Archdeacon Karen Kime
The Venerable Karen Kime is Archdeacon for Indigenous Ministries in the Diocese of Canberra & Goulburn and General Manager for Indigenous Services and Education for Anglicare NSW South, NSW West & ACT.
List of articles:
Australia is a nation comprised of many peoples with many stories. Sadly, the stories of indigenous people are ones most easily overlooked because they are often the most uncomfortable and distressing. KAREN KIME explores the story of Aboriginal people, through their connection with country and how Australia's churches can help our nation reconnect with its past to develop a future that includes everyone.
In Wagga Wagga an amazing program has been operating for several years, called `Aunty Jeans’. It is a program that supports the heritage, health and wellbeing of older Aboriginal people.
The Western Australian government has proposed to close 150 remote Indigenous communities because they are considered to be 'uneconomic.' KAREN KIME explains the significance of Country and why identity is not a 'lifestyle' choice.
Raising Cultural Awareness within parishes can be tricky - after all, where does one begin?? The following strategies aim to facilitate a more informed congregation about the local Indigenous community and their heritage.
Domestic violence is increasing in Australia with Indigenous women and girls especially at risk.

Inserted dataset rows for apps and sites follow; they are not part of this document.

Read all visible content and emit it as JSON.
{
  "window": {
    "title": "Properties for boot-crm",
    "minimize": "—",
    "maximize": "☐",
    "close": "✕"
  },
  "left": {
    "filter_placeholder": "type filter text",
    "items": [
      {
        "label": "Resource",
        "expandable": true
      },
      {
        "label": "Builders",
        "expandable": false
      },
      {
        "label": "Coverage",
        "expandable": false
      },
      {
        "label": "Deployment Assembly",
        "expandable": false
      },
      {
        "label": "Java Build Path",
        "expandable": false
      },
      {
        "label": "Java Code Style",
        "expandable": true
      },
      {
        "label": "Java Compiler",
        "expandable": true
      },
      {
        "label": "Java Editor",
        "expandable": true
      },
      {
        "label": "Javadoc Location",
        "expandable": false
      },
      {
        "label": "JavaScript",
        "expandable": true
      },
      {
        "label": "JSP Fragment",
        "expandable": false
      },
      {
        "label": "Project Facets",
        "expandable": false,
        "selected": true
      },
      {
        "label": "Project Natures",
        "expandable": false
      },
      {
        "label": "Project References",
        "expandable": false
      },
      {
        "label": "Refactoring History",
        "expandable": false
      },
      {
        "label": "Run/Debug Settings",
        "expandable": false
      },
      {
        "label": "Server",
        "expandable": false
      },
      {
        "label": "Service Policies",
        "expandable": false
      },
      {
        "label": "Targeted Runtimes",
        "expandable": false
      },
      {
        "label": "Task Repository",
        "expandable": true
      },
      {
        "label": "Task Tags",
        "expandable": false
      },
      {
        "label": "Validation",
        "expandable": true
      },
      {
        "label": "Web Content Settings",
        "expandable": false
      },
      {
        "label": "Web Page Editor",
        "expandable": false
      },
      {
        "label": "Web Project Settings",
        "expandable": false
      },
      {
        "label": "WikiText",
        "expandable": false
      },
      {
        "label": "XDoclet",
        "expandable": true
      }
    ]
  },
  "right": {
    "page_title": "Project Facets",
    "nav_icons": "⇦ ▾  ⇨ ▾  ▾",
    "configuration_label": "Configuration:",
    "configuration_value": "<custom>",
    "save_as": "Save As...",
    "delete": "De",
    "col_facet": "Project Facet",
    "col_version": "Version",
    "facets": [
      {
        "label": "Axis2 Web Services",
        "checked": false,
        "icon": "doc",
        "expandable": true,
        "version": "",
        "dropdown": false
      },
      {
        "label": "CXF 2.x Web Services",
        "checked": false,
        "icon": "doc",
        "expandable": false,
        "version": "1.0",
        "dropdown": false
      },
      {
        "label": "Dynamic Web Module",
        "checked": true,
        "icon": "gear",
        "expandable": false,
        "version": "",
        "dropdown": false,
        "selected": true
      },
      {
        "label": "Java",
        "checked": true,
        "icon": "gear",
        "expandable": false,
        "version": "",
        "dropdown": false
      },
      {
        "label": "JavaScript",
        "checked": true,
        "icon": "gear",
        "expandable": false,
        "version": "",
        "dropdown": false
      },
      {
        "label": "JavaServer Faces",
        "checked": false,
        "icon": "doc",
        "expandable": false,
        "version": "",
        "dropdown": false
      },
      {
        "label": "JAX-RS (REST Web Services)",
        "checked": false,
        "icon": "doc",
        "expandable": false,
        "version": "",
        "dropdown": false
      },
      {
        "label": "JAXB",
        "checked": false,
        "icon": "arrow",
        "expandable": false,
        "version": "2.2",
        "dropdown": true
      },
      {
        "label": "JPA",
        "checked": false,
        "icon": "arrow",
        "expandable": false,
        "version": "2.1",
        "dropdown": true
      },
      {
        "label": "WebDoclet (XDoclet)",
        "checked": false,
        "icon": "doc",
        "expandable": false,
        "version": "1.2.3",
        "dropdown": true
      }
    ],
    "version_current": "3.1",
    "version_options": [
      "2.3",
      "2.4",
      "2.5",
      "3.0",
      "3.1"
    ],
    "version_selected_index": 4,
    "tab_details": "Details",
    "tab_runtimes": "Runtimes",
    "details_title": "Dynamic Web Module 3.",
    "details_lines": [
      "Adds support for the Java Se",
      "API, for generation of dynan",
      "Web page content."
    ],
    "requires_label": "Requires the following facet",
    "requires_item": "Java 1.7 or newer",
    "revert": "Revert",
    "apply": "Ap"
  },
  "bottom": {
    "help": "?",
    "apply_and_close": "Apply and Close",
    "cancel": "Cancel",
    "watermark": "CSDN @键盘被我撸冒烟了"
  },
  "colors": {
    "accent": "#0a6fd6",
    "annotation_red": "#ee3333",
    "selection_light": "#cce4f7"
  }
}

KAREN KIME argues leadership is required by our churches.
Domestic violence was high on the agenda at the UN's CSW57 in New York with research on the links to poverty, reports our rep KAREN KIME
KAREN KIME is curently attending the Commission on the Status of Women (CSW57) in New York. The CSW is a part of the Economic and Social Council of the United Nations.
A landmark meeting took place in Adelaide on February 15, with agreement that Reconciliation should be implemented across the national Anglicare network. At the present time, only a small percentage of its members have committed to such work, explains KAREN KIME
The movement towards National Reconciliation began with prayer 20 years ago. Today Reconciliation must be embraced by the whole of the Body, argues KAREN KIME so all congregations are equipped to be inclusive of the Aboriginal people that surround them.